Finally, supporters argued that New Hampshire had nothing to gain by re-imposing the tax because it could be avoided by registering the trust elsewhere. But they could have done that in 2012, Baker pointed out, and trusts still paid $5.1 million in taxes.
There are also concerns about more recent trust changes. A bill passed last year that let European-style foundations be based in New Hampshire could let some “bad actors” into the state, Baker said. “At the end of the day it’s business that we really don’t want,” he told lawmakers.
Little’s major concern is unregulated family trusts. Regulated trusts — even those out of state — still have to apply in person and “look us in the eye,” said Little. Unregulated trusts “don’t even have to tell us they are here.”
The trust council dismisses both of these concerns. “Money laundering can happen anywhere, even a pizza shop,” said Perlow, pointing out federal laws that would prevent such things from occurring. And family trusts only include family members, not consumers that don’t have to be protected.
Or, as Montrone put it, money laundering concerns are a “complete hoax. If they are going to hide money, they are going to hide money,” and “if I have a trust run by my brother-in-law, what does the state have to do with that?”
Montrone complained that bad publicity about trusts could hurt the state’s reputation as a trust haven, costing it jobs. He particularly was upset about another article about trusts that was published in NH Business Review in August 2017, headlined “NH trust laws undergo yet another alteration: Is competition among states a ‘race to the bottom’?”
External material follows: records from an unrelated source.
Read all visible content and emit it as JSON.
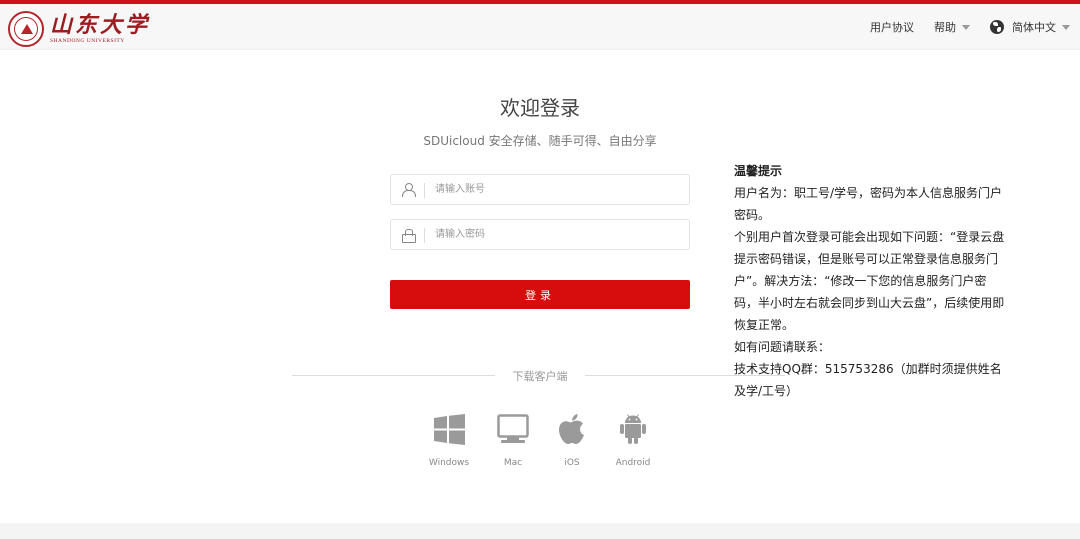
{
  "header": {
    "logo_cn": "山东大学",
    "logo_en": "SHANDONG UNIVERSITY",
    "nav": {
      "user_agreement": "用户协议",
      "help": "帮助",
      "language": "简体中文"
    }
  },
  "login": {
    "title": "欢迎登录",
    "subtitle": "SDUicloud 安全存储、随手可得、自由分享",
    "username_placeholder": "请输入账号",
    "password_placeholder": "请输入密码",
    "submit_label": "登录"
  },
  "download": {
    "label": "下载客户端",
    "clients": [
      {
        "label": "Windows",
        "icon": "windows-icon"
      },
      {
        "label": "Mac",
        "icon": "mac-icon"
      },
      {
        "label": "iOS",
        "icon": "apple-icon"
      },
      {
        "label": "Android",
        "icon": "android-icon"
      }
    ]
  },
  "tips": {
    "title": "温馨提示",
    "lines": [
      "用户名为：职工号/学号，密码为本人信息服务门户密码。",
      "个别用户首次登录可能会出现如下问题：“登录云盘提示密码错误，但是账号可以正常登录信息服务门户”。解决方法：“修改一下您的信息服务门户密码，半小时左右就会同步到山大云盘”，后续使用即恢复正常。",
      "如有问题请联系：",
      "技术支持QQ群：515753286（加群时须提供姓名及学/工号）"
    ]
  },
  "colors": {
    "accent": "#d70c0c",
    "brand": "#9e1b20",
    "top_bar": "#c8141a"
  }
}
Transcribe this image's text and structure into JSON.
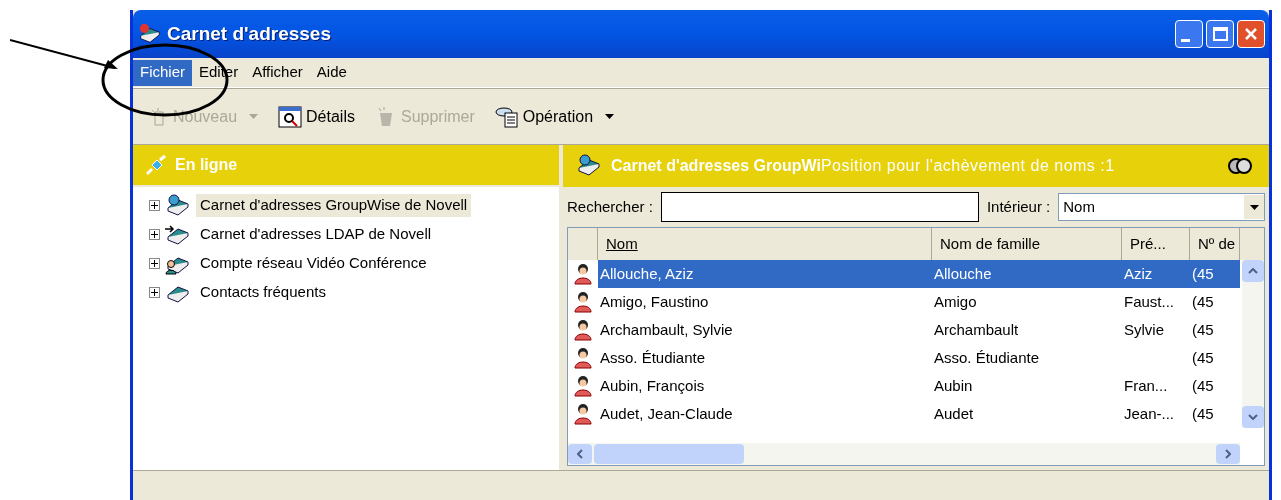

“It is a race to the top,” said Montrone.
Bob Sanders can be reached at firstname.lastname@example.org.